U.S. Treasury Secretary Jack Lew reiterated his call for the Senate to pass the bill on Monday, saying if nothing is done by the Friday deadline, the debt crisis will only ratchet higher.
Puerto Rico is reeling from a 45 percent poverty rate, a steady flow of outward migration to the U.S. mainland that further shrinks its tax base and the shuttering of essential services.
If Congress does not pass the "Puerto Rico Oversight, Management and Economic Stability Act," or PROMESA, before July 1, the island could default on all or part of the debt payment, including General Obligation bonds that are senior to all credits.
"The Senate should take up the matter immediately," Lew said in a letter to McConnell. "Delay will only jeopardize the ability of Congress to conclude its work before July 1, a critical deadline Puerto Rico's leadership has publicly highlighted for months."
While Puerto Ricans want some sort of relief from the debt their government is saddled with, many of the 3.5 million residents, who are U.S. citizens, nonetheless worry that the proposed seven-member oversight board will trample on San Juan's self-governing rights.
"The bill is not perfect. I do not like the board. I do not like that it doesn't add a mechanism to make our economy grow, but what is the alternative right now? That is why I call on the Senate to vote for this bill," Puerto Rican Governor Alejandro Garcia Padilla said during a panel discussion last week in Washington.
Without PROMESA, an existing trickle of lawsuits could turn into a flood.
In April when there was little sign of congressional action, Puerto Rico's legislature passed a local debt moratorium law giving Garcia Padilla the authority to withhold debt payments.
Investors on June 21 filed a lawsuit in U.S. federal court calling the Puerto Rico Emergency Moratorium and Rehabilitation Act illegal.
"We are at the mercy of the judge," Garcia Padilla said during the panel discussion.

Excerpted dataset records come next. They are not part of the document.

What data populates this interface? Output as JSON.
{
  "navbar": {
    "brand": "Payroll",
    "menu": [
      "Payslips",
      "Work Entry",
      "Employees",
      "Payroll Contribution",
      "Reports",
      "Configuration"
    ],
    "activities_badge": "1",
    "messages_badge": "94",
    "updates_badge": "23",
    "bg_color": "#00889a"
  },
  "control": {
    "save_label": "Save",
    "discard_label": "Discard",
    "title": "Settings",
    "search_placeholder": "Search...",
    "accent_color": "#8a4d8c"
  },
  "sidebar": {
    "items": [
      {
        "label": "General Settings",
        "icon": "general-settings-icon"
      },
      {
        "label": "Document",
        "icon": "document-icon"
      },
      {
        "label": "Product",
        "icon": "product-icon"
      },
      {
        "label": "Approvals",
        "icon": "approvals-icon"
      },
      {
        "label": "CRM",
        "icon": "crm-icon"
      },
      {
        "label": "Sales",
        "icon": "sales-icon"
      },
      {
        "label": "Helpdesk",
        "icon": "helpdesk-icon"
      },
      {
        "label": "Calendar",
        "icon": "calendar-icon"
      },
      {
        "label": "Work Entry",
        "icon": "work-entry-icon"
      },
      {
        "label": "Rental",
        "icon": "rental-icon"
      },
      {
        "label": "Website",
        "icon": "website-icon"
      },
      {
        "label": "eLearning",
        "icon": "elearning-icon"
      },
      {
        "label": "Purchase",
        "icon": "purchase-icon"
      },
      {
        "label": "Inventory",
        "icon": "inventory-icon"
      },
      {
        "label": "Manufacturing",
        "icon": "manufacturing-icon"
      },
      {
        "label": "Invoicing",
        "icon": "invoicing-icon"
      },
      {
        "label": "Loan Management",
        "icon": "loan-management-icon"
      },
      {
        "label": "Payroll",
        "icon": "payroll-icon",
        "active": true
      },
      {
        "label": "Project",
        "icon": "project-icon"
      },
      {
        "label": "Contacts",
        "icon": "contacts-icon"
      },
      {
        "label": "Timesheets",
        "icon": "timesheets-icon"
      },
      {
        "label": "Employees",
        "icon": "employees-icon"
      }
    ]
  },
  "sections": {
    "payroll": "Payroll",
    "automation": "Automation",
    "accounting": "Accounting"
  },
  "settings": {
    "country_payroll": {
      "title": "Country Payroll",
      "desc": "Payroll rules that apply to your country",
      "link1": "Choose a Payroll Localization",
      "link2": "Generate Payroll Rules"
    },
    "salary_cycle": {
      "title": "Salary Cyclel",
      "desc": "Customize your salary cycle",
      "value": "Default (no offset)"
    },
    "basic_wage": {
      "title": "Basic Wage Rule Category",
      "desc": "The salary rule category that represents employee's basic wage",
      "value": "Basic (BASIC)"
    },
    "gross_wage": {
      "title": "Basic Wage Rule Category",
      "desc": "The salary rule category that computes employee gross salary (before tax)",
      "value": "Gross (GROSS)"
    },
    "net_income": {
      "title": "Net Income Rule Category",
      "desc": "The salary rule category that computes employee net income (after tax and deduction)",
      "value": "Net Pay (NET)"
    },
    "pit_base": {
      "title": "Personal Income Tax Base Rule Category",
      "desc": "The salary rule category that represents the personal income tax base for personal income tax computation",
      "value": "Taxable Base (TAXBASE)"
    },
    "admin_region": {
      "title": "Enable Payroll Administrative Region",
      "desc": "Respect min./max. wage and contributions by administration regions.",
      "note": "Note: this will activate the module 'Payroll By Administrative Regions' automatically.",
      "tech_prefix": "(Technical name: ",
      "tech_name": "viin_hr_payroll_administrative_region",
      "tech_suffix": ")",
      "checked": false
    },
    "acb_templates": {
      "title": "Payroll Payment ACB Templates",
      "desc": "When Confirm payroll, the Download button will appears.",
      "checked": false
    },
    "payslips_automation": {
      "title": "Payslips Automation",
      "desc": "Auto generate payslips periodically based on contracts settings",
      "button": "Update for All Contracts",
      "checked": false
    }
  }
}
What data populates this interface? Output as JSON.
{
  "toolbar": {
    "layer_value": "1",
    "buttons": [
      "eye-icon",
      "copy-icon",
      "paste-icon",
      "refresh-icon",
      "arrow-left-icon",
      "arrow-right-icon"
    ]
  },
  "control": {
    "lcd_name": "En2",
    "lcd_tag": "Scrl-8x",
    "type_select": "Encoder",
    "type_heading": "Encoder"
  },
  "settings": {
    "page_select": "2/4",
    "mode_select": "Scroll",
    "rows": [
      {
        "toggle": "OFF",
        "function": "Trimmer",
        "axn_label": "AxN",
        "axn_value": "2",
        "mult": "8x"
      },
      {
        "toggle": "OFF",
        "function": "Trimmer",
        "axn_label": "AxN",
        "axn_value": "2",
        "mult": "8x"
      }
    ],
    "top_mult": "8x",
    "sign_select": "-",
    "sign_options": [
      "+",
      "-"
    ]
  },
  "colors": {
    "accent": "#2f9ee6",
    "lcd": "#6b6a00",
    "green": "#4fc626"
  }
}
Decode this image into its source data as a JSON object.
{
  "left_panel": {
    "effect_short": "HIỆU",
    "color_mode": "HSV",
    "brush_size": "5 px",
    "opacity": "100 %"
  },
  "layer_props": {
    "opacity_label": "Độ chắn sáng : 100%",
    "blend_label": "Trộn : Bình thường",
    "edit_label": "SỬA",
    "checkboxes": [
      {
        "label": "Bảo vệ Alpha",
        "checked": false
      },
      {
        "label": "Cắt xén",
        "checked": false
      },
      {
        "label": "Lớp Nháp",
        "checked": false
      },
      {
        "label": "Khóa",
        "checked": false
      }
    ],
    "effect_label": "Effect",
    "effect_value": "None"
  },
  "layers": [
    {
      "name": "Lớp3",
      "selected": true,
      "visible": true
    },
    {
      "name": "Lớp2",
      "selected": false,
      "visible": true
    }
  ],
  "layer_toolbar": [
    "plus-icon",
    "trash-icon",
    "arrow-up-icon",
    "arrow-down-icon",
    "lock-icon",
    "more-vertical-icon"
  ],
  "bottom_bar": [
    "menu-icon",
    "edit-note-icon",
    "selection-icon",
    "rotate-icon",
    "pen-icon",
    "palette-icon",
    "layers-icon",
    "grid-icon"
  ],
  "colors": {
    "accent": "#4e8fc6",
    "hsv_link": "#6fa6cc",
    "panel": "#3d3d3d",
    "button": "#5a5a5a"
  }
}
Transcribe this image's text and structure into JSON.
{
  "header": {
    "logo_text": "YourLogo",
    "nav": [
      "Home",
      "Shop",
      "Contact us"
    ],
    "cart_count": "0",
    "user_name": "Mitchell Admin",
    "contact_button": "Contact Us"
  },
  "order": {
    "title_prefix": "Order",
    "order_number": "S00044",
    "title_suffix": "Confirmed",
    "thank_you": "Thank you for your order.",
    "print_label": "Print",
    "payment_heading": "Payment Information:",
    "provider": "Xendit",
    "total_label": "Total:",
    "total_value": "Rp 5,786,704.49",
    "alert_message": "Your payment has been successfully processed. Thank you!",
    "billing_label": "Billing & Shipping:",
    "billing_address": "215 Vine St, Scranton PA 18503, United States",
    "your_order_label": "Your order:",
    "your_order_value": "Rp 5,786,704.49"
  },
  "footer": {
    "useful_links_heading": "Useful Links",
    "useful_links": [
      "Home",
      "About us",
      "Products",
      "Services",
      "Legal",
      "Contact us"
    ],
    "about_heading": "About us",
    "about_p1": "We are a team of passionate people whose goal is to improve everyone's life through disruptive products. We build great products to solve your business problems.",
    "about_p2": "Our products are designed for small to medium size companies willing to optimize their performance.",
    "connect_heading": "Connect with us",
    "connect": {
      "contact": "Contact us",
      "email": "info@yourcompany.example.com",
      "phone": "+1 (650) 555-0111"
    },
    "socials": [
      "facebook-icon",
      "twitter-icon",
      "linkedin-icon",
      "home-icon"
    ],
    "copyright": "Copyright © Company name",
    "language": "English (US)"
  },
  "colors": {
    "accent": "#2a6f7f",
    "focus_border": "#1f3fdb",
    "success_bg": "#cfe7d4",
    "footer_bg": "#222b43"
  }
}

PROMESA, if signed into law, puts an immediate stay, or hold, on any future lawsuits and is retroactive to December 2015. The stay remains in effect until the debt has been restructured to a sustainable level with the goal being an orderly restructuring an sustainable amount of debt.
Reporting by Richard Cowan in Washington and Daniel Bases in New York, additional reporting by Susan Cornwell in Washington; editing by Chris Reese and G Crosse